2 Maccabees 6:18-31 Eleazar, one of the foremost scribes, a man advanced in age and of noble appearance, was being forced to open his mouth to eat pork. But preferring a glorious death to a life of defilement, he went forward of his own accord to the instrument of torture, spitting out the meat as they should do who have the courage to reject food unlawful to taste even for love of life. Those in charge of that unlawful sacrifice took the man aside, because of their long acquaintance with him, and privately urged him to bring his own provisions that he could legitimately eat, and only to pretend to eat the sacrificial meat prescribed by the king. Thus he would escape death, and be treated kindly because of his old friendship with them. But he made up his mind in a noble manner, worthy of his years, the dignity of his advanced age, the merited distinction of his gray hair, and of the admirable life he had lived from childhood. Above all loyal to the holy laws given by God, he swiftly declared, “Send me to Hades!” “At our age it would be unbecoming to make such a pretense; many of the young would think the ninety-year-old Eleazar had gone over to an alien religion. If I dissemble to gain a brief moment of life, they would be led astray by me, while I would bring defilement and dishonor on my old age. Even if, for the time being, I avoid human punishment, I shall never, whether alive or dead, escape the hand of the Almighty. Therefore, by bravely giving up life now, I will prove myself worthy of my old age, and I will leave to the young a noble example of how to die willingly and nobly for the revered and holy laws.” He spoke thus, and went immediately to the instrument of torture. Those who shortly before had been kindly disposed, now became hostile toward him because what he had said seemed to them utter madness. When he was about to die under the blows, he groaned, saying: “The Lord in his holy knowledge knows full well that, although I could have escaped death, I am not only enduring terrible pain in my body from this scourging, but also suffering it with joy in my soul because of my devotion to him.” This is how he died, leaving in his death a model of nobility and an unforgettable example of virtue not only for the young but for the whole nation.
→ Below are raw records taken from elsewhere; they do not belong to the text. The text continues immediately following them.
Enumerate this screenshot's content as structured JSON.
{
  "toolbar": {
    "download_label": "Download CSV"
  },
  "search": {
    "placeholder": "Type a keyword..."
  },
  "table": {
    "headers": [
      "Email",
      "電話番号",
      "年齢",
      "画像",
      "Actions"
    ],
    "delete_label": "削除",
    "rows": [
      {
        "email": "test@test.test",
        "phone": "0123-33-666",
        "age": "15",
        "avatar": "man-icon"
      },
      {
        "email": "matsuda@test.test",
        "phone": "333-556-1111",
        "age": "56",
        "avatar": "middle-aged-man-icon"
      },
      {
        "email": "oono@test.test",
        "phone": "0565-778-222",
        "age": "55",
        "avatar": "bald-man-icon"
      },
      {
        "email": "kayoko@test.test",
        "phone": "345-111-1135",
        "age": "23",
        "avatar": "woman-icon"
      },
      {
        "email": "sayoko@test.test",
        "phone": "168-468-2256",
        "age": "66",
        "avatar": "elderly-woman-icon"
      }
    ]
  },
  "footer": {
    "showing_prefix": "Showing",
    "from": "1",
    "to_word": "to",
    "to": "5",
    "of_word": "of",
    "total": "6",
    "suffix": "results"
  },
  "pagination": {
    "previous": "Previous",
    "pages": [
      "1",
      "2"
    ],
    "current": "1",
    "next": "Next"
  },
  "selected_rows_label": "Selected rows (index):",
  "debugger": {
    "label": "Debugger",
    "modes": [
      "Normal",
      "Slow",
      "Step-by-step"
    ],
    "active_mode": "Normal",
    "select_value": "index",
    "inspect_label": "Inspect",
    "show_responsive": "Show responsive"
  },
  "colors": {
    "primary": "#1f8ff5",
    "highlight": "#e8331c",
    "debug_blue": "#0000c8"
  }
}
 Eleazar is one of the earliest models of martyrology, written to encourage God’s people in times of persecution.  If you are familiar with Saint Ignatius of Antioch, it is reminiscent of his martyrdom, how his Roman persecutors were almost embarrassed to take a dignified old man to his death, encouraging him to apostasize for decorum’s sake, but the great saint was cognizant of the importance of his example to young people and to all the faithful.  And the persecution goes on today, as it has for the last 2,000+ years.  And so does the inspiration. When ISIS was preparing to behead those Coptic Christian workers on the beach in Libya, one of their captives was a young non-Christian Ethiopian, whom they asked “What about you?”  His reply – as the Coptics prayed to Jesus – was “Their God is my God”, and he was beheaded too.  What an inspiration to us in this country who face soft persecution for our Christian beliefs!  May we all cling to Jesus, our one true unfailingly faithful friend in this life.